Task requirements:
All lines in the records below that hold "externalData" are to be shown.

(Entries taken from a collection)
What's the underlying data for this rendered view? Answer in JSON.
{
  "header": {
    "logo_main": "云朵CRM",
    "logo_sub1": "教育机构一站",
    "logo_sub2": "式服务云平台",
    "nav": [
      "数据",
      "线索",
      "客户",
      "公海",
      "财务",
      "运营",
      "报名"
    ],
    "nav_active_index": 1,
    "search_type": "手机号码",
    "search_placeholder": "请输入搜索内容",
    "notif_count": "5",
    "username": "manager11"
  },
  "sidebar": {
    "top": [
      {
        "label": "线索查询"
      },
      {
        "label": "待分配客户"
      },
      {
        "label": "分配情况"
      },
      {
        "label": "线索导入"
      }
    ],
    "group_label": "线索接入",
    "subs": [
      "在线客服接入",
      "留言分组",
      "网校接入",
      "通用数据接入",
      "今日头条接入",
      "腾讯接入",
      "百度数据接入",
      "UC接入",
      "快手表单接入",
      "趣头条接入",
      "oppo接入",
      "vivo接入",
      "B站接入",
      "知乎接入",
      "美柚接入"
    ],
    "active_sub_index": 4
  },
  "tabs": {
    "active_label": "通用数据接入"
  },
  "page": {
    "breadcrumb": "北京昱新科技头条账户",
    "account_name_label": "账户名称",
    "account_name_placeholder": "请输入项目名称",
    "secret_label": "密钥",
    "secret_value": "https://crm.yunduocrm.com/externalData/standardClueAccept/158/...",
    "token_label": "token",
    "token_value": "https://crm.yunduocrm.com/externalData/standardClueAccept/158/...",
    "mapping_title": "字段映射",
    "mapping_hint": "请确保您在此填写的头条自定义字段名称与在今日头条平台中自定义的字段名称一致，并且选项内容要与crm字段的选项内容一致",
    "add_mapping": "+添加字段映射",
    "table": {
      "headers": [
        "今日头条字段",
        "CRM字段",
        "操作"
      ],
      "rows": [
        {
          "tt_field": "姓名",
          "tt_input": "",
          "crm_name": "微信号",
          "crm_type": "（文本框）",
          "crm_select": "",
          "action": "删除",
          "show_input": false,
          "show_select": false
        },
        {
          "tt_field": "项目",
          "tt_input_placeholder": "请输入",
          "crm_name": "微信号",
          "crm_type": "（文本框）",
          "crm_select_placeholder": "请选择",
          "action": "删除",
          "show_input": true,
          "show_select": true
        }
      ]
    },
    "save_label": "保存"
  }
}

Answer space:
    "secret_value": "https://crm.yunduocrm.com/externalData/standardClueAccept/158/...",
    "token_value": "https://crm.yunduocrm.com/externalData/standardClueAccept/158/...",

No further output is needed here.